Frozen berries (or other pre-cut fruit)Available in your favorite grocery.
Low sugar orange juice, fortified with vitamin D and calcium
Whey protein powder
Greek yogurt (plain preferred but vanilla ok for more sweetness)
Put frozen fruit in blender about 1/3 full, depending on how hungry you are.
Pour in the same volume of hot tap water, leave until the heat transfers. Pro Tip: Defrosting fruit will save your blender!
Pour in the OJ to taste based on the desired smoothie thickness. I usually go a little above the level of the fruit.
Add a scoop of chia first to give time for seeds to absorb the OJ.
1 teaspoon of Turmeric (Turmeric is bitter, so adjust to taste)
3 tablespoons of Greek yogurt,
3 heaping tablespoons of protein,
10-15 spinach leaves,

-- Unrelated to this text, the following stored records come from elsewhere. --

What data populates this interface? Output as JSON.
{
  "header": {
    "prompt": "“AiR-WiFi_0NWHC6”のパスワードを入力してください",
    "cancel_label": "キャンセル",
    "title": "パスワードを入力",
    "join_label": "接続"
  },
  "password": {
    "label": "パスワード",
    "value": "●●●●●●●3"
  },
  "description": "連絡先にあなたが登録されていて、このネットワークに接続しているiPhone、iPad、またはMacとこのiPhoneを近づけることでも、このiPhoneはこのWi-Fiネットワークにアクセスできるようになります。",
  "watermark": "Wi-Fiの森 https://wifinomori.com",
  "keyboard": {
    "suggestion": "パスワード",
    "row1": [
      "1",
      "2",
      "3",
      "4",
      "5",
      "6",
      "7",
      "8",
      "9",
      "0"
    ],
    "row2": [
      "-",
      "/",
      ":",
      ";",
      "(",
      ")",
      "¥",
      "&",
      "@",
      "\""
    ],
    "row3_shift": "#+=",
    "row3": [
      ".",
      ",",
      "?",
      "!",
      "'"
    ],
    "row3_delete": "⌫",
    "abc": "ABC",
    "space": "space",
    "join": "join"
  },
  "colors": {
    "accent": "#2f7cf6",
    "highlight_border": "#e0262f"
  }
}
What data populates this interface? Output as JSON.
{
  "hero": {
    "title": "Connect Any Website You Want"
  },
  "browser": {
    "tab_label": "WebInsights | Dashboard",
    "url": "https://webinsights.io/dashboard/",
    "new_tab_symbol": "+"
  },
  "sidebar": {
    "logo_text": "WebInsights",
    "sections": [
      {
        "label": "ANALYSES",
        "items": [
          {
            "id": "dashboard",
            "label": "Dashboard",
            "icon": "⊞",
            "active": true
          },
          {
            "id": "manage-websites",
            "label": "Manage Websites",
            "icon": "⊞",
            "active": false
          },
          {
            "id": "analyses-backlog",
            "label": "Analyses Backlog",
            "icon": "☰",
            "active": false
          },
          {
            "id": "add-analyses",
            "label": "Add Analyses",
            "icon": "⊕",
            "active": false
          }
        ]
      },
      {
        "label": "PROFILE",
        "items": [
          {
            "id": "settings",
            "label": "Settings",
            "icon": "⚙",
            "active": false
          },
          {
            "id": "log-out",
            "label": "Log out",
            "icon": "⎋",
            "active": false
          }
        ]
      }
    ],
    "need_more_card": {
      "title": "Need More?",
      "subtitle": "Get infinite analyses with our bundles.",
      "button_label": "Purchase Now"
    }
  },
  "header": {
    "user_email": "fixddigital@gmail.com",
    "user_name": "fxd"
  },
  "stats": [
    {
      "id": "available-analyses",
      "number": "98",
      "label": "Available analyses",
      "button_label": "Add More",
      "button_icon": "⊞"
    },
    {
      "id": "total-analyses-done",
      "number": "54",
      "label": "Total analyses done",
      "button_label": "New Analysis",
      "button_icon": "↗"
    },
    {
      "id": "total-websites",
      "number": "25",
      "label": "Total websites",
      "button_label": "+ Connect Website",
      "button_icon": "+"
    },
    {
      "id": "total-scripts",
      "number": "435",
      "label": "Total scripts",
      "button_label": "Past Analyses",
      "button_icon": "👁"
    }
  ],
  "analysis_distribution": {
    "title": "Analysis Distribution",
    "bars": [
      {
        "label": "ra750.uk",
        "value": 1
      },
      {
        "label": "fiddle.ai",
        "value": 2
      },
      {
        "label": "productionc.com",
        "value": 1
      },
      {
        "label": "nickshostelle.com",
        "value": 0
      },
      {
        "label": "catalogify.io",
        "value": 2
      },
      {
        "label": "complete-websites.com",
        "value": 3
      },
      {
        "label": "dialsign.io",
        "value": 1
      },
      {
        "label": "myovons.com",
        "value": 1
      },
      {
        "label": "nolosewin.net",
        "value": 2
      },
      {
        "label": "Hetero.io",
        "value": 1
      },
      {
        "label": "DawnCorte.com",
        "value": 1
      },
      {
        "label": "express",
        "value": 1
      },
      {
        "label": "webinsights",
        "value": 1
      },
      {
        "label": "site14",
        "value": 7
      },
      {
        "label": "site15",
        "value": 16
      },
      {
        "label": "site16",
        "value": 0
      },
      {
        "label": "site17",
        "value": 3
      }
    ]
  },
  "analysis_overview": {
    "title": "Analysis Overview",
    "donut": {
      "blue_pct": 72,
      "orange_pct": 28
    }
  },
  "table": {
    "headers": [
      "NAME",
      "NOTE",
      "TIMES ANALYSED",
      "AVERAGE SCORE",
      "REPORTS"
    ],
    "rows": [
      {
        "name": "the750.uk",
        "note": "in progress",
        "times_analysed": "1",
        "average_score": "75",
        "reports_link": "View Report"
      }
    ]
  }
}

Adjust to taste and your desired protein intake. Between Greek yogurt and protein powder, I get about 50g’s of protein. By the way, the most important is that the smoothie tastes good. I’m not a big fan of sugars, but if a little extra sugar helps you get started, then so be it. You can slowly adjust down the sugar content over time. (I call slowly improving your healthy habits, like reducing sugars, “Boiling Your Own Frog.” The faster the better, but it is a personal balancing act.)
Enjoy the healthy feeling!
Fiber (Spinach, banana, chia)
Vitamins and minerals (Spinach, OJ, fruit, banana)
Harder to acquire Vitamins B and D (OJ, berries)
Easy digestion protein (Greek yogurt, whey powder)
Gut health/probiotics (Greek yogurt)
Heart health / Omega 3 (Chia seeds)
Anti-oxidant capacity - (Turmeric, spinach)
Top 6 list - "Boil Your Own Frog" and other high-energy eating habits summary:
Do not mix carbs and proteins.
Only eat fruit or highly digestible foods before lunch.
Put your calories to work with high nutritional value.
Exercise often, however you can.
Reduce your sugar intake and improve other healthy habits by "Boiling Your Own Frog."
Adjust your mindset to "Eat to Live" from "Live to Eat." This mindset reinforces healthy habits.
(1) Neuroscientist Suzana Herculano-Houzel believes the human brain evolved to become dense with about 86 billion neurons because of our ability to cook. In effect, our digestive system via efficient food to energy conversion supports the human brain's relatively high energy costs as compared to other mammals. Efficient food to energy conversion enabled the human brain to evolve faster and with its special cognitive capabilities. Please see her Ted Talk, What Is So Special About The Human Brain. As such, driving energy efficiency via eating habits as presented in this article is consistent with our successful evolutionary history.
"So what is the human advantage? What is it that we have that no other animal has? My answer is that we have the largest number of neurons in the cerebral cortex, and I think that's the simplest explanation for our remarkable cognitive abilities. And what is it that we do that no other animal does, and which I believe was fundamental to allow us to reach that large, largest number of neurons in the cortex? In two words, we cook. No other animal cooks its food. Only humans do. And I think that's how we got to become human."
(2) Jeffrey Hulett, Curiosity Exploration - An evolutionary approach to lifelong learning